A single number is needed: how many lines of the data hold the word "label".

Dataset entries
___

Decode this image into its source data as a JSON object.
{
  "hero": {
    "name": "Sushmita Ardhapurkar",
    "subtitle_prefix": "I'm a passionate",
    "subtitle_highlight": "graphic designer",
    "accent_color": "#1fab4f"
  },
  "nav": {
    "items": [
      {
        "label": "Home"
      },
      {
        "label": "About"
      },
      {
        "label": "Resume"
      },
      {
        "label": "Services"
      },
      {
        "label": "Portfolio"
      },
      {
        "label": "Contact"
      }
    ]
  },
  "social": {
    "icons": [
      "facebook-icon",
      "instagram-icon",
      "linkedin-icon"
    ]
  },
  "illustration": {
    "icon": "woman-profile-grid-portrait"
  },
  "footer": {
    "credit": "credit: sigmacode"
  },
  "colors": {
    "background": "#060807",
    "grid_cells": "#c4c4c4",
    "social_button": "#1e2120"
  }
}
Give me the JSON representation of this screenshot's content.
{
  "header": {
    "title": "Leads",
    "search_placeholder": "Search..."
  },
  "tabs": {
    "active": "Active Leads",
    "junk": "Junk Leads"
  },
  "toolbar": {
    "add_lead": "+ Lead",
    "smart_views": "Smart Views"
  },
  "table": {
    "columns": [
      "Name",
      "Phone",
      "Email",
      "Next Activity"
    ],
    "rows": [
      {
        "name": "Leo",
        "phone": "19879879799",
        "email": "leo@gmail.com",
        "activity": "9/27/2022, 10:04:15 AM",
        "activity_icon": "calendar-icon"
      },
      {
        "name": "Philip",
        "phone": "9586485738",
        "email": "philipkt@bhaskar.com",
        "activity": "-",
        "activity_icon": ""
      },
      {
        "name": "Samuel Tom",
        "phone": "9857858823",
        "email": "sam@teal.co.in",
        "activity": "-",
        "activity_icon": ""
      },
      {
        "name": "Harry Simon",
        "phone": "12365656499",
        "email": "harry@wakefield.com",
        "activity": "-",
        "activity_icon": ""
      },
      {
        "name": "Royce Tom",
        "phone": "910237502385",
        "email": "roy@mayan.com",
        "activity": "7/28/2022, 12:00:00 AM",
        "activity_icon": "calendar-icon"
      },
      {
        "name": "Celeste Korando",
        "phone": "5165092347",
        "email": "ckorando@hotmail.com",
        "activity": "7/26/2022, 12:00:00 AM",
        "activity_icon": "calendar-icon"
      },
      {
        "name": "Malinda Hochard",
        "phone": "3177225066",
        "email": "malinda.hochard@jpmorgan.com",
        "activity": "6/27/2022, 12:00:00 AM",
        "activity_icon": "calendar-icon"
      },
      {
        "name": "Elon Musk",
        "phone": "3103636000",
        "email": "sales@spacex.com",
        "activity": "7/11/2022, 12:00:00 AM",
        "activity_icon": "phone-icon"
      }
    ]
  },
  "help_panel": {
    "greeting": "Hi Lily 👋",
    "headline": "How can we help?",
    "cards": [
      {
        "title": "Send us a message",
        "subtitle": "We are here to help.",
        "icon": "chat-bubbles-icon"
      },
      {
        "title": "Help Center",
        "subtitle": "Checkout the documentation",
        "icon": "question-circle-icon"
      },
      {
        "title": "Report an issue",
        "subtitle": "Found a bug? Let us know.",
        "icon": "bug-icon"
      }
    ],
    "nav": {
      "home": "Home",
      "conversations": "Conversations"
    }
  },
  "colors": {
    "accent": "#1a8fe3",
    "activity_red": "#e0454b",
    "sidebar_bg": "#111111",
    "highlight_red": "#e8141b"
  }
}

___

Response for this exercise
6